We will do this by:
- Regularly engaging and communicating with our staff and volunteers to ensure they are well informed through a monthly newsletter and weekly team meetings at all levels
- Publicising and demonstrating our organisational values and behaviours to ensure they are understood and recognised throughout the charity
- Maintaining a beneficial pay and reward structure so we can recruit and retain the best people.
- Providing access to external training programmes which develops staff
- Fund one place annually on the Deafblind Studies Diploma Course
- Developing bespoke internal training suited to the needs of differing staff/volunteer groups
- Run bi-monthly induction training to all staff and volunteers
Objective 6 - Secure Deafblind UK as a sustainable organisation
We believe people who are deafblind should have access to an organisation that champions their rights and opportunities. We want Deafblind UK to be that organisation for the long term and therefore need to be financially and organisationally strong.
We will do this by:
- Diversifying and growing our income streams; increasing our care & support customer base; increasing our range of paid for services such as external training and assessments and, investing in our fundraising activities such as community fundraising to maximise our return
- Maintaining reserves which are invested in managed funds for growth and income
- Opening up to two charity shops each year in different centres of population across the UK
- Reducing our organisational costs to ensure we operate as effectively and efficiently as possible
- Developing and nurturing mutually beneficial partnerships with likeminded organisations and exploring opportunities for shared services
Successful delivery of the strategy will mean that Deafblind UK;
- Offers quality services and access to technology that meet the needs of as many people who are deafblind as possible
- Champions the understanding and awareness of deafblindness
- Has a committed, engaged and well-trained workforce
- Has a sustainable financial future
Our strategy needs to be defined in advance but also be responsive to changes in our operating environment and the needs of our members and customers. Key to the success of implementing our strategy will be to ensure our governance and management structures and processes direct and support service delivery.
We will communicate the Strategy to our staff and stakeholders regularly and frequently to ensure it remains relevant and is used in our day-to-day business planning and prioritisation. A detailed action plan with KPIs will support the strategy and will be reported to the Board quarterly.
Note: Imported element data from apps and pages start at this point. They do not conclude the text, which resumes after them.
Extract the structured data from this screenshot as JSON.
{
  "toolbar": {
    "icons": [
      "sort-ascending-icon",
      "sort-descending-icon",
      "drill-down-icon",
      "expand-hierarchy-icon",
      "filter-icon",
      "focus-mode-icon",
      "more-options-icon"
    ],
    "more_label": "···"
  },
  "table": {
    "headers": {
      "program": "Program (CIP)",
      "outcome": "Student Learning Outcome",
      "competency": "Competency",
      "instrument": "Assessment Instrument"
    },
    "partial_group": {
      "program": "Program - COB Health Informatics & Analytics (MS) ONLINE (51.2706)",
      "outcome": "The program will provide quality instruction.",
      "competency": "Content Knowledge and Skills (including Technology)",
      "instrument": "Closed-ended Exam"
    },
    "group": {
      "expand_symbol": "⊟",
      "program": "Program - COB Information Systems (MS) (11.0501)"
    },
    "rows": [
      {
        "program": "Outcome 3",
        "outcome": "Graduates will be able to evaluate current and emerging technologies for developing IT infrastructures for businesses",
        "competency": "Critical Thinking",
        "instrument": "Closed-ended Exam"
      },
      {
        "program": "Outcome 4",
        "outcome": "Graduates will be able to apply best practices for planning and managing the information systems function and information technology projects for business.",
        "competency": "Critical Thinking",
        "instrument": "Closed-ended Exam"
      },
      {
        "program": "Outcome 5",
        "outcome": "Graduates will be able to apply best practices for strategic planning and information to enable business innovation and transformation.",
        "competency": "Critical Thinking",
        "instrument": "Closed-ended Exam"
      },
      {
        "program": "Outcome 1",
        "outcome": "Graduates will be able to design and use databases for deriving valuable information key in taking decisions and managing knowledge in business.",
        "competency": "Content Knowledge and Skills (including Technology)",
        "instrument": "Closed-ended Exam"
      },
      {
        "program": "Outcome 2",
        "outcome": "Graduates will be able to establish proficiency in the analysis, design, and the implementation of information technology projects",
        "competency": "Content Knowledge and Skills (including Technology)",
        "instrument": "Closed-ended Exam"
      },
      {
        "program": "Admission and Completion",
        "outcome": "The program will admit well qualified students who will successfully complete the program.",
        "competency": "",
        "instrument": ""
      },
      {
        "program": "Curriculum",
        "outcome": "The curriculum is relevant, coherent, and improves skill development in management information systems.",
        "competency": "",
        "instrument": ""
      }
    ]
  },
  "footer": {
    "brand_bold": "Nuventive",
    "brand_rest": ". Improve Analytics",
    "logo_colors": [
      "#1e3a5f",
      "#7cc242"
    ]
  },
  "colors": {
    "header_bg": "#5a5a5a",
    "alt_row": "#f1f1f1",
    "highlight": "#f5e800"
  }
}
The strategy will be reviewed by the Board annually with any proposed changes to ensure it remains aligned to the needs of our customers and the wider deafblind community.